The Minnesota Department of Natural Resources encourages local governments and Tribal nations to apply for grants to help manage and reduce the impacts of emerald ash borer (EAB). The preparing for EAB grants program application period is open through Monday, Aug. 9.
Tribal nations and all local units of government in Minnesota, including cities, counties, regional authorities, joint powers boards, towns, and parks and recreation boards in cities of the first class (more than 100,000 residents) are eligible to apply.
With $1.6 million in total funding available, applicants can request a maximum of $100,000 (there is no minimum). Applicants must also include a 25% match of the total project funds.
Emma Schultz, DNR community forest project specialist, said EAB is a statewide threat, even in areas where it hasn’t yet been discovered.
“Every Minnesota community, government and Tribal nation has its own needs in the ongoing fight against EAB,” she said. “Whether it’s continuing the diversification and climate resiliency of an urban forest, or taking the first steps in inventorying trees and developing management plans, these grants are designed to meet communities’ needs.”
Grant-eligible activities include removing ash trees and replanting new trees on public land, conducting public tree inventories, and developing management plans.

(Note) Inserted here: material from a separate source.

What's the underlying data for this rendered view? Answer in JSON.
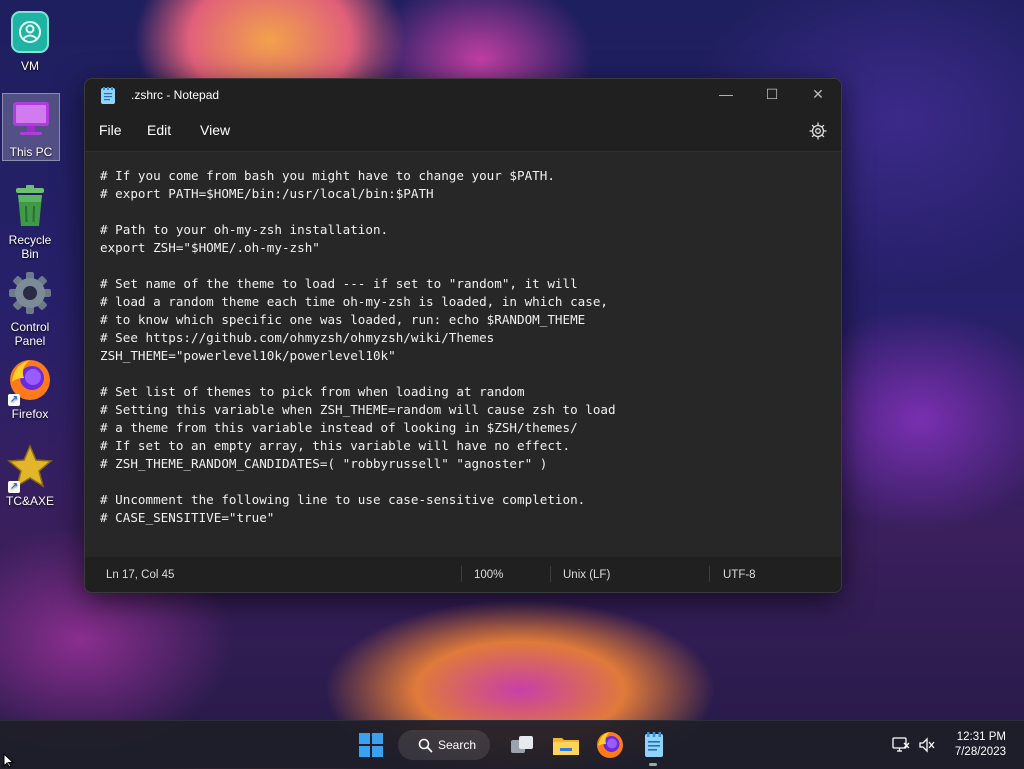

Priority will be given to projects that manage ash for EAB, including those that address significant public safety concerns stemming from dead and dying ash trees and those that benefit underserved populations and areas of concern for environmental justice.
Preparing for EAB grant program details:
- Request for applications, application materials and a list of frequently asked questions is available online.
- Completed applications can be submitted to [email protected] by Monday, Aug. 9 (only emailed applications accepted).
- Applicants will be notified by Monday, Aug. 30 if they have been awarded a grant.